3.  Exercise! I didn't have babies or a husband when I brought my yoga ball to Belgium--it came along as a desk chair and exercise tool. Gaiam yoga balls come with a workout DVD, and we all know how much I love those. I didn't want to go running in Belgium or do some noisy, vigorous workout when I was renting a room in a house. My yoga ball offered a challenging, unobtrusive workout. Plus, as I already mentioned, simply using the yoga ball day in, day out gives you secret exercise. Oooooo. 

4. LABOR! Many laboring mamas love to use yoga balls--and I am among them. I didn't use one during my labor with Luke, (because they wiped it down with this cleaner and the smell of it made me vomit...) but with Renée, you bet I did! It's so easy to achieve a comforting counter-rhythm during contractions when you're draped over the ball. Sitting and bouncing is a great way to pass the time during a long, slow labor as well. A yoga ball is just another great trick to have up your natural birth sleeve. 

Now, because I'm obsessed with my yoga ball, and to celebrate *100* entries in this lil blog of mine, I am doing my first ever giveaway! HOORAY! 

I am giving away a Gaiam Balance Ball (sized to the winner). I hope I've made it amply clear how valuable these things are. If I haven't then...Oh yes, I forgot to mention that all yoga balls also make you rich and famous. 

To enter, leave a comment on this entry. You will get extra entries if:
--You follow the blog
--You share the giveaway on Facebook, Twitter, or anywhere else (tell me in your comment if you've done this). 

I will leave the giveaway open till next Monday, October 22. I will announce the winner in my 100th blog entry next week!

Monday, October 1, 2012

Thank you, perspective
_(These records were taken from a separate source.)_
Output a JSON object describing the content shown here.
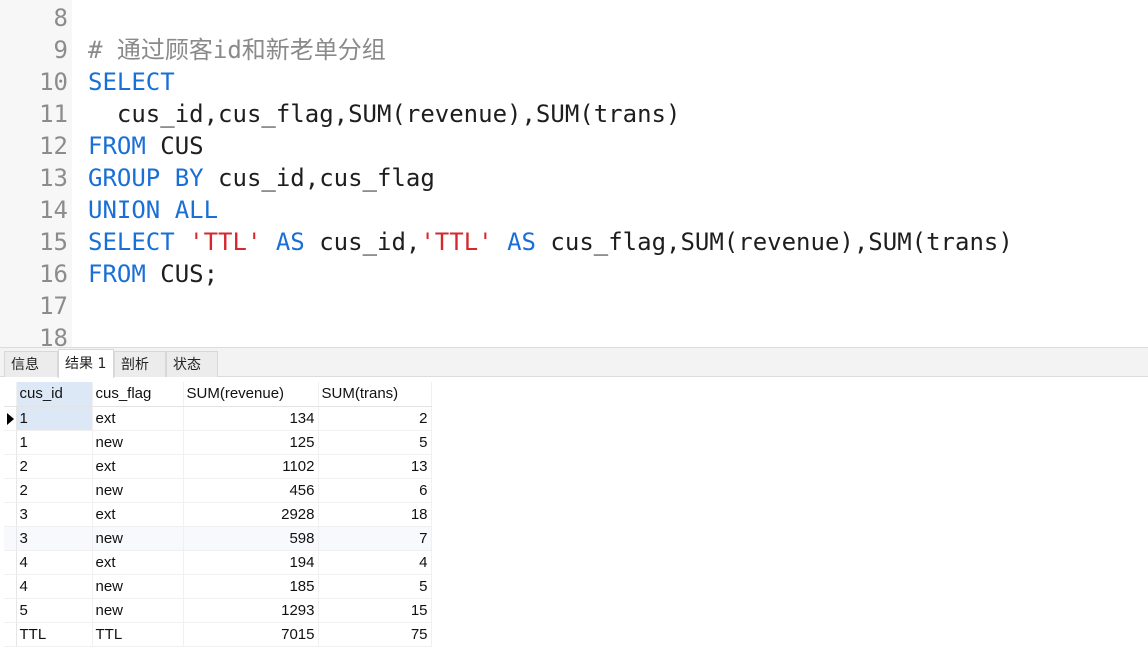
{
  "editor": {
    "lines": [
      {
        "n": "8",
        "parts": []
      },
      {
        "n": "9",
        "parts": [
          {
            "t": "# 通过顾客id和新老单分组",
            "c": "cmt"
          }
        ]
      },
      {
        "n": "10",
        "parts": [
          {
            "t": "SELECT",
            "c": "kw"
          }
        ]
      },
      {
        "n": "11",
        "parts": [
          {
            "t": "  cus_id,cus_flag,SUM(revenue),SUM(trans)",
            "c": ""
          }
        ]
      },
      {
        "n": "12",
        "parts": [
          {
            "t": "FROM",
            "c": "kw"
          },
          {
            "t": " CUS",
            "c": ""
          }
        ]
      },
      {
        "n": "13",
        "parts": [
          {
            "t": "GROUP BY",
            "c": "kw"
          },
          {
            "t": " cus_id,cus_flag",
            "c": ""
          }
        ]
      },
      {
        "n": "14",
        "parts": [
          {
            "t": "UNION ALL",
            "c": "kw"
          }
        ]
      },
      {
        "n": "15",
        "parts": [
          {
            "t": "SELECT",
            "c": "kw"
          },
          {
            "t": " ",
            "c": ""
          },
          {
            "t": "'TTL'",
            "c": "str"
          },
          {
            "t": " ",
            "c": ""
          },
          {
            "t": "AS",
            "c": "kw"
          },
          {
            "t": " cus_id,",
            "c": ""
          },
          {
            "t": "'TTL'",
            "c": "str"
          },
          {
            "t": " ",
            "c": ""
          },
          {
            "t": "AS",
            "c": "kw"
          },
          {
            "t": " cus_flag,SUM(revenue),SUM(trans)",
            "c": ""
          }
        ]
      },
      {
        "n": "16",
        "parts": [
          {
            "t": "FROM",
            "c": "kw"
          },
          {
            "t": " CUS;",
            "c": ""
          }
        ]
      },
      {
        "n": "17",
        "parts": []
      },
      {
        "n": "18",
        "parts": []
      }
    ]
  },
  "tabs": [
    {
      "label": "信息",
      "active": false
    },
    {
      "label": "结果 1",
      "active": true
    },
    {
      "label": "剖析",
      "active": false
    },
    {
      "label": "状态",
      "active": false
    }
  ],
  "grid": {
    "columns": [
      "cus_id",
      "cus_flag",
      "SUM(revenue)",
      "SUM(trans)"
    ],
    "rows": [
      [
        "1",
        "ext",
        "134",
        "2"
      ],
      [
        "1",
        "new",
        "125",
        "5"
      ],
      [
        "2",
        "ext",
        "1102",
        "13"
      ],
      [
        "2",
        "new",
        "456",
        "6"
      ],
      [
        "3",
        "ext",
        "2928",
        "18"
      ],
      [
        "3",
        "new",
        "598",
        "7"
      ],
      [
        "4",
        "ext",
        "194",
        "4"
      ],
      [
        "4",
        "new",
        "185",
        "5"
      ],
      [
        "5",
        "new",
        "1293",
        "15"
      ],
      [
        "TTL",
        "TTL",
        "7015",
        "75"
      ]
    ],
    "selected_row": 0
  }
}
I've often remarked that I have never prayed so much in my life as I did in the first few months postpartum with Luke. Motherhood has a steep learning curve, and I had standards I wanted to keep for myself. I still do have standards, and when I don't live up to them, it feels terrible.

People have been asking me a lot lately how things are going with two kids. I just keep saying every day is different. Some days I feel really on top of it, and other days I do not.

Today has been one of the "not" days. If I am not careful to keep my serene, grassy field of motherhood well-watered with the word of God, then the smallest spark results in a wave of wildfire. Suddenly my patience and gentleness go up in the flames and I am left feeling scorched, angry, and rough.

This is not what I want for myself or my children, and it's not what I accept. When I lose my cool, it leaves me feeling exhausted and full of anguish. I always apologize to Luke, and I always think of Jean A. Stevens' words about children--they are always the first to love, and the first to forgive.

I still offer a multiplicity of mama prayers, but to be honest, in the heat of a flash fire, they don't always calm me down. But I know that there is a God in heaven when I get on Facebook right after a 45 minute naptime showdown and the first notification is an invite from a couple I know that is trying to draw attention to their adoption profile. I know these good people from college. They've probably been married for 6 or 7 years now. I had no idea that they were struggling to have kids.

As I read their adoption Facebook page, all of the anger drained out of me. All of the petty irritation, all of the immaturity and impatience. In its place was a crippling sense of humility. This gal and guy held prominent leadership positions in my freshman ward at BYU. I know how incredibly sweet and righteous they are. They are yearning for children, and here I am, feeling put upon because my toddler took a while to wind down.

I want to do better. I will.